Of course, there is a chance that GE will lose its reputation as a highly diversified business that offers a relatively stable income outlook. While GE may be viewed as taking a major risk in staking its future on greater global demand for innovation, rising productivity, and higher efficiencies, such qualities have always been highly desirable in companies across all industries. Furthermore, GE intends to maintain a focus on growing dividends and returning capital to its investors, with a dividend of $8 billion and a buyback of $18 billion being penciled in for 2016. This activity is likely to maintain interest in the stock from "traditional" GE investors who value diversity and, more important, the return of capital.
Therefore, while GE is undergoing a hugely transformational period, it is changing for the better. It is maintaining its high degree of diversity across a wide range of sectors and is aiming to remain a dividend stalwart for income-seeking investors. However, it's in the process of adding to this a more integrated business that seeks to gain a greater competitive advantage in a more competitive world.

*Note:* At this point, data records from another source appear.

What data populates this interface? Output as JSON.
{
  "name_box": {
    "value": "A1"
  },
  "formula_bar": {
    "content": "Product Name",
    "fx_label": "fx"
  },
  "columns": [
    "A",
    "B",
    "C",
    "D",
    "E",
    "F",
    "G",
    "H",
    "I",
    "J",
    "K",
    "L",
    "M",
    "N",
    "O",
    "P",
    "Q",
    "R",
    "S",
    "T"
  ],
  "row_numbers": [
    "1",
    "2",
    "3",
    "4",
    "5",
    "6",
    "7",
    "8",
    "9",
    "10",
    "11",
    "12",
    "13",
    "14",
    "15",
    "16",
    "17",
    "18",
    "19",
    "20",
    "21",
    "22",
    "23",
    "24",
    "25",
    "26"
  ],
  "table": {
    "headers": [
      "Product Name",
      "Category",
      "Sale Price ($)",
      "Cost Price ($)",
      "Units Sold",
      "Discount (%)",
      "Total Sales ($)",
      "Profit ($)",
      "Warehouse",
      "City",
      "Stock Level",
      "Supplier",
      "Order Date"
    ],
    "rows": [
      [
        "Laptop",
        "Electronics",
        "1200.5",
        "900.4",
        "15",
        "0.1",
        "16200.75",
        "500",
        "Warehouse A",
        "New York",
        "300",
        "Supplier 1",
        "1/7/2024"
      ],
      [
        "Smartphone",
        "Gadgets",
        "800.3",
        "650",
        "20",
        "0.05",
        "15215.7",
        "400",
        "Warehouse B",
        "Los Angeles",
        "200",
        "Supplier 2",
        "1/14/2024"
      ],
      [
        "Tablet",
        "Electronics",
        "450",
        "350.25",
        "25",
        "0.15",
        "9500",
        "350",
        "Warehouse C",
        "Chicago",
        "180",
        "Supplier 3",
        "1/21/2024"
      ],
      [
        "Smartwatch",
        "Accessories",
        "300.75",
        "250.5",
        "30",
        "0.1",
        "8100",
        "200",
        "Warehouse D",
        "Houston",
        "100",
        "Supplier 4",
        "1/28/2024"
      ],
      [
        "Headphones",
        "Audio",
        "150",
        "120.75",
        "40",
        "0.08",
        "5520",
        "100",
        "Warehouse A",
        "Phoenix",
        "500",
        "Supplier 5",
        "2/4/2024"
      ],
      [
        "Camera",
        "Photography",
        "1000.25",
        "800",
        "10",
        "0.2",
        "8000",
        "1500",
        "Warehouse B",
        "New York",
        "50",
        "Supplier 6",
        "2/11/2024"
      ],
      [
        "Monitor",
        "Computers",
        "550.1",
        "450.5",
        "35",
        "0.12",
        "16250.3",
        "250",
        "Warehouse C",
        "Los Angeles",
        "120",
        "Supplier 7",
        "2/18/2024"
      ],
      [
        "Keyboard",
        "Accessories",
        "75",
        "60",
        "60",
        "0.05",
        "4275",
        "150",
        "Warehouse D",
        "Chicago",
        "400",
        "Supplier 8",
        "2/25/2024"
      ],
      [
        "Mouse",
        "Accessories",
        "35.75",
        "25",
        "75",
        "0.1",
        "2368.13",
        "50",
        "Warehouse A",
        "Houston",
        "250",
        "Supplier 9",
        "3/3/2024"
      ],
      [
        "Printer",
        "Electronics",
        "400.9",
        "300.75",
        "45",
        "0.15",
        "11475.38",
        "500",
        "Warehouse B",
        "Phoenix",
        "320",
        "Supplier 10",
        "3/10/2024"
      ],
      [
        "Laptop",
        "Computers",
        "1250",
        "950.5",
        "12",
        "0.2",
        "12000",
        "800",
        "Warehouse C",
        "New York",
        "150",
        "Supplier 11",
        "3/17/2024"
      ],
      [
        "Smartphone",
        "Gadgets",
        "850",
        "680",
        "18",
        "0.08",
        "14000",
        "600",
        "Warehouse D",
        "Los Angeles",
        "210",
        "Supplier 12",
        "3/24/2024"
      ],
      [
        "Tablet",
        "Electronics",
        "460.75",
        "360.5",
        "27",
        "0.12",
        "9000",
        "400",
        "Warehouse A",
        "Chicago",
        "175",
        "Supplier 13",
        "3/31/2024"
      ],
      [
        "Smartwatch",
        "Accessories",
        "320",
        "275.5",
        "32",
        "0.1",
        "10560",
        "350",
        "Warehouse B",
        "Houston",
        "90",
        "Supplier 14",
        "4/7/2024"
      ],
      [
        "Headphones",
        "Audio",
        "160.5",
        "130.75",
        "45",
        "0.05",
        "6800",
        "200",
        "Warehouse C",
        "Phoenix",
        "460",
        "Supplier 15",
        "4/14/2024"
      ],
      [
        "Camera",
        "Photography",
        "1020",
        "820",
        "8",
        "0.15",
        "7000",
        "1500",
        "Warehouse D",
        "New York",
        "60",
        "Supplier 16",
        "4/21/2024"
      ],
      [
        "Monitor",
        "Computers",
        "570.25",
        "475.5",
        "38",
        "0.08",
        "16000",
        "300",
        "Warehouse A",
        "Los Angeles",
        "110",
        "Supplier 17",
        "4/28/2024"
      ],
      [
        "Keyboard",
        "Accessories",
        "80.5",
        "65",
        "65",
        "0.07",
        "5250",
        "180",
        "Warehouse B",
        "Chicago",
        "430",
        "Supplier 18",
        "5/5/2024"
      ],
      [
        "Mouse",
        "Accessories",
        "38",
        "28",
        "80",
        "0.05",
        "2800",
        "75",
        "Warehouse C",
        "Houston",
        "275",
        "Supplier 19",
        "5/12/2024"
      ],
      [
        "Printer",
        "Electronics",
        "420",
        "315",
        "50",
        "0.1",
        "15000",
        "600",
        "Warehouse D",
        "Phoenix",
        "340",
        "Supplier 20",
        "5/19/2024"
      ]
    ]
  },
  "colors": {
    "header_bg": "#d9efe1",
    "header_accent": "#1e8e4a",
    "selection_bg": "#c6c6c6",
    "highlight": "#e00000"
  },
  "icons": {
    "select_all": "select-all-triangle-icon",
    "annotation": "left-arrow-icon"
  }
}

As a result, GE's transformation looks set to be a major success, and with increasing margins, rising operating profit, and robust capital returns having been delivered, it is already showing signs of improved performance, which looks set to continue in the long run.